The aroma is nice and bready, with no real hops coming through. It tastes like bread , nuts, and  malt, with a bit of caramel coming through. It has a laid back bitterness. It is almost savory, and melds with the savory homeliness of the Shepard’s Pie. The onion and rutabaga – rutabaga being a descendant of turnips and cabbage – add a nice earthy flavor to the pie that melds magnificently with the beer. It has a reddish-brown hue. The mouthfeel and carbonation level are both medium, nothing fancy here.

After this meal you’ll be ready to toil for hours in the field and then, when called upon, go defend your Feudal Lord.

The Monkey’s On Twitter

Helper Monkey Brews has finally entered the social networking world of twitter. Follow the monkey @HMBrews. It will mainly be random bite sized beer thoughts, that don’t really have enough filling to make a whole new post.  This is my first real foray into the world of twitter. I’ve had a personal twitter before, but rarely used it and almost never tweeted anything.  So hold on to your pants.

There are other exciting projects in the works. I’m not exactly at liberty to say, but it will be a feast for the eyes and ears.

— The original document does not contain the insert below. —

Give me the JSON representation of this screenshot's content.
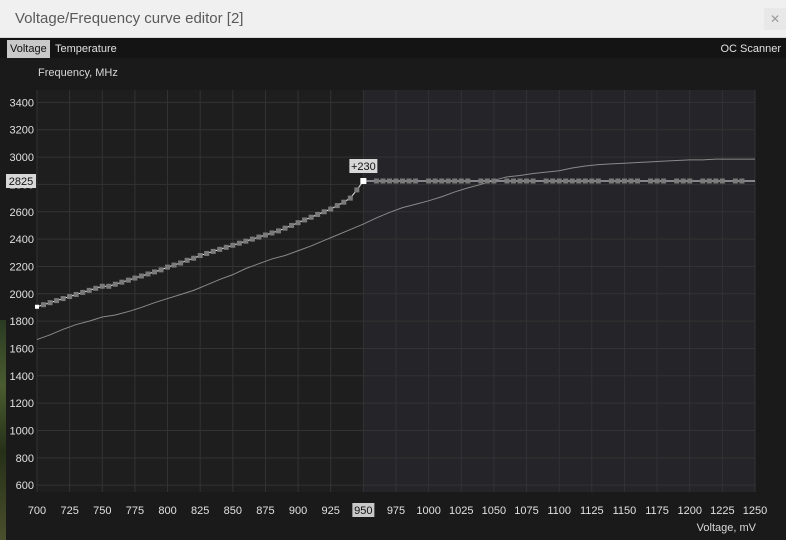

Right to Brew

The Bible Belt Brouhaha over Beer

This is the insanity that still exists in the world. Alabama and Mississippi still outlaw homebrewing. If you are a homebrewer,  you absolutely need to be a member of the American Homebrewers Association (AHA). They are the group that leads the path to legalization. In the meantime you have to respect the courage of those who brew in those states despite the silly law. As a member you also get deals at bars, restaurants,  and maybe even your local homebrew shop.

Kona Brewery Pipeline Porter and Chocolate Cake

With a name like Kona Brewery, you’ expect some quality coffee in this Porter. Believe me, coffee is exactly what you get. The label claims that there is Kona Coffee in the beer, one of the most expensive coffees in the world. Only coffee that is grown on Hualalai and Mauna Loa in the Kona districts of the Big Island of Hawaii is allowed be called Kona Coffee. Coffee, like hops and grapes, has terroir. This means that the location and conditions the plant grows in affects the taste and aroma of the plant. I have had some pretty good estate coffee from Hawaii, but this is probably the first time I have ever had real Kona Coffee.

The aroma is of coffee and toasty maltiness. If you closed your eyes and took a sip you might think that somebody switched out a mocha coffee for your beer. It has just the right amount of sweetness with the perfect amount of bitterness on the back-end. Exactly like a good mocha coffee. It is a very smooth beer with medium-low carbonation and a large mouthfeel. It essentially feels like smooth chocolate milk.

It went perfectly with a deeply rich chocolate cake. There is a reason coffee goes great with cake. It has to do with roasting. Coffee, chocolate, and malted barley  all have very similar flavors due to the similar process each goes through to get to their edible states. The cake was more fudge than your average birthday cake. A sweeter cake might have been better with something like a milk stout, but this cake was perfect with this bittersweet treat.